john_articleThis summer, member John Smol was the focus of some surprising and unusual attention. Freedom of Information requests by journalist Tom Korski had unearthed internal government documents (dated Feb 8, 2013) authored by the then Deputy Minister to the Minister of Natural Resources Canada accusing Dr. Smol of “a lack of neutrality” in his communications around a paper he co-authored with a post doc in his lab (Joshua Kurek) and government scientists at Environment Canada, and bemoaned the level of media attention the paper received.

Dr. John Smol is among the most highly decorated and recognized scientists in the country. A past Rigler Award winner for his achievements in Limnology (1995), Dr. Smol is a Fellow of the Royal Society of Canada and an Officer of the Order of Canada, to abridge a long list of accolades and recognition for his outstanding work as a scientist.

The documents disclosing the accusations, while made internally, are telling of how both the government and industry have aligned their messaging on the issue (click here for the briefing and industry response). Continue Reading

CCFFR/SCL meeting in Ottawa Jan 8-11 2015!


We are pleased to announce the upcoming annual society meeting in conjunction with the Canadian Conference of Fisheries Research, January 8-11 2015. Abstract submission is now open, and the deadline for submissions is Nov. 3, 2015. Be sure to check back on our website for all the latest details, including registration and the Clemens-Rigler Travel Award, as they become available. We also hope to announce our 2015 Rigler Award recipient prior to the abstract submission deadline this year, so stay tuned. Continue Reading

Hello, World!

old site expWelcome to our long over-due, shiny-new website! We hope you'll enjoy it. We are hopeful that this new presence on the web continues to better facilitate the reach of our society and member engagement.

Some features that we're pretty excited about are:

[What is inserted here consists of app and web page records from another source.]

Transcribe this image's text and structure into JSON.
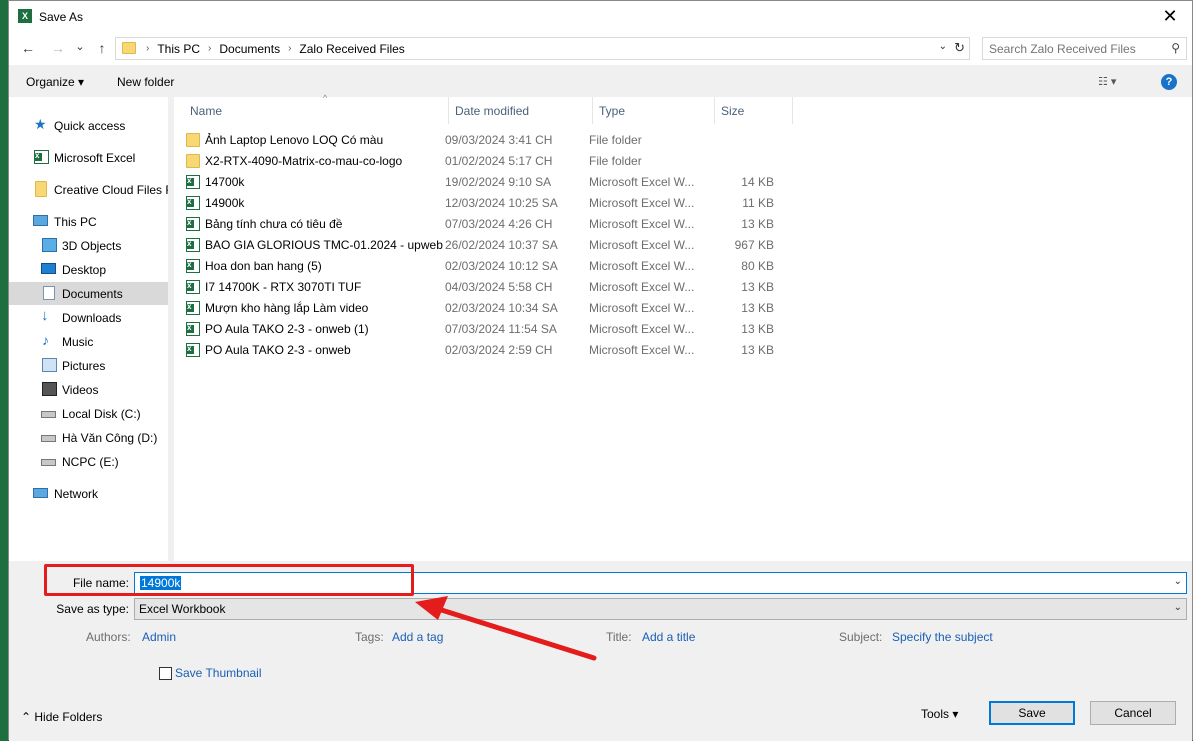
{
  "window": {
    "title": "Save As",
    "app_icon_letter": "X",
    "close": "✕"
  },
  "nav": {
    "back": "←",
    "forward": "→",
    "recent": "⌄",
    "up": "↑",
    "breadcrumbs": [
      "This PC",
      "Documents",
      "Zalo Received Files"
    ],
    "crumb_sep": "›",
    "dropdown": "⌄",
    "refresh": "↻",
    "search_placeholder": "Search Zalo Received Files"
  },
  "toolbar": {
    "organize": "Organize ▾",
    "new_folder": "New folder",
    "view": "☷ ▾",
    "help": "?"
  },
  "sidebar": {
    "items": [
      {
        "label": "Quick access",
        "icon": "star-icon"
      },
      {
        "label": "Microsoft Excel",
        "icon": "excel-icon"
      },
      {
        "label": "Creative Cloud Files F",
        "icon": "folder-icon"
      },
      {
        "label": "This PC",
        "icon": "computer-icon"
      },
      {
        "label": "3D Objects",
        "icon": "cube-icon"
      },
      {
        "label": "Desktop",
        "icon": "desktop-icon"
      },
      {
        "label": "Documents",
        "icon": "document-icon"
      },
      {
        "label": "Downloads",
        "icon": "download-icon"
      },
      {
        "label": "Music",
        "icon": "music-icon"
      },
      {
        "label": "Pictures",
        "icon": "picture-icon"
      },
      {
        "label": "Videos",
        "icon": "video-icon"
      },
      {
        "label": "Local Disk (C:)",
        "icon": "drive-icon"
      },
      {
        "label": "Hà Văn Công (D:)",
        "icon": "drive-icon"
      },
      {
        "label": "NCPC (E:)",
        "icon": "drive-icon"
      },
      {
        "label": "Network",
        "icon": "network-icon"
      }
    ]
  },
  "columns": {
    "name": "Name",
    "date": "Date modified",
    "type": "Type",
    "size": "Size",
    "sort": "^"
  },
  "files": [
    {
      "name": "Ảnh Laptop Lenovo LOQ Có màu",
      "date": "09/03/2024 3:41 CH",
      "type": "File folder",
      "size": "",
      "kind": "folder"
    },
    {
      "name": "X2-RTX-4090-Matrix-co-mau-co-logo",
      "date": "01/02/2024 5:17 CH",
      "type": "File folder",
      "size": "",
      "kind": "folder"
    },
    {
      "name": "14700k",
      "date": "19/02/2024 9:10 SA",
      "type": "Microsoft Excel W...",
      "size": "14 KB",
      "kind": "excel"
    },
    {
      "name": "14900k",
      "date": "12/03/2024 10:25 SA",
      "type": "Microsoft Excel W...",
      "size": "11 KB",
      "kind": "excel"
    },
    {
      "name": "Bảng tính chưa có tiêu đề",
      "date": "07/03/2024 4:26 CH",
      "type": "Microsoft Excel W...",
      "size": "13 KB",
      "kind": "excel"
    },
    {
      "name": "BAO GIA GLORIOUS TMC-01.2024 - upweb",
      "date": "26/02/2024 10:37 SA",
      "type": "Microsoft Excel W...",
      "size": "967 KB",
      "kind": "excel"
    },
    {
      "name": "Hoa don ban hang (5)",
      "date": "02/03/2024 10:12 SA",
      "type": "Microsoft Excel W...",
      "size": "80 KB",
      "kind": "excel"
    },
    {
      "name": "I7 14700K -  RTX 3070TI TUF",
      "date": "04/03/2024 5:58 CH",
      "type": "Microsoft Excel W...",
      "size": "13 KB",
      "kind": "excel"
    },
    {
      "name": "Mượn kho hàng lắp Làm video",
      "date": "02/03/2024 10:34 SA",
      "type": "Microsoft Excel W...",
      "size": "13 KB",
      "kind": "excel"
    },
    {
      "name": "PO Aula TAKO  2-3 - onweb (1)",
      "date": "07/03/2024 11:54 SA",
      "type": "Microsoft Excel W...",
      "size": "13 KB",
      "kind": "excel"
    },
    {
      "name": "PO Aula TAKO  2-3 - onweb",
      "date": "02/03/2024 2:59 CH",
      "type": "Microsoft Excel W...",
      "size": "13 KB",
      "kind": "excel"
    }
  ],
  "form": {
    "file_name_label": "File name:",
    "file_name_value": "14900k",
    "save_type_label": "Save as type:",
    "save_type_value": "Excel Workbook",
    "dropdown": "⌄",
    "authors_label": "Authors:",
    "authors_value": "Admin",
    "tags_label": "Tags:",
    "tags_value": "Add a tag",
    "title_label": "Title:",
    "title_value": "Add a title",
    "subject_label": "Subject:",
    "subject_value": "Specify the subject",
    "thumbnail_label": "Save Thumbnail"
  },
  "footer": {
    "hide_folders": "⌃  Hide Folders",
    "tools": "Tools   ▾",
    "save": "Save",
    "cancel": "Cancel"
  },
  "annotation": {
    "color": "#e41c1c"
  }
}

  • Society blog. We hope to use this to post not just society information, but use it as a venue for guest blogs by our memberships. Want to show of your blogging chops? We look forward to your submission.
  • An updated and integrated membership renewal form, which dovetails with our website. Updating your membership on our website will also make you a member on the site, and will allow us to better facilitate communications, and keep reminders about when your membership is due.
  • Joining on our website will also provide you with the option to generate and personalize your own member profile.
  • A searchable Jobs board where we place all jobs, placements and graduate opportunities sent to us by the membership.

Continue Reading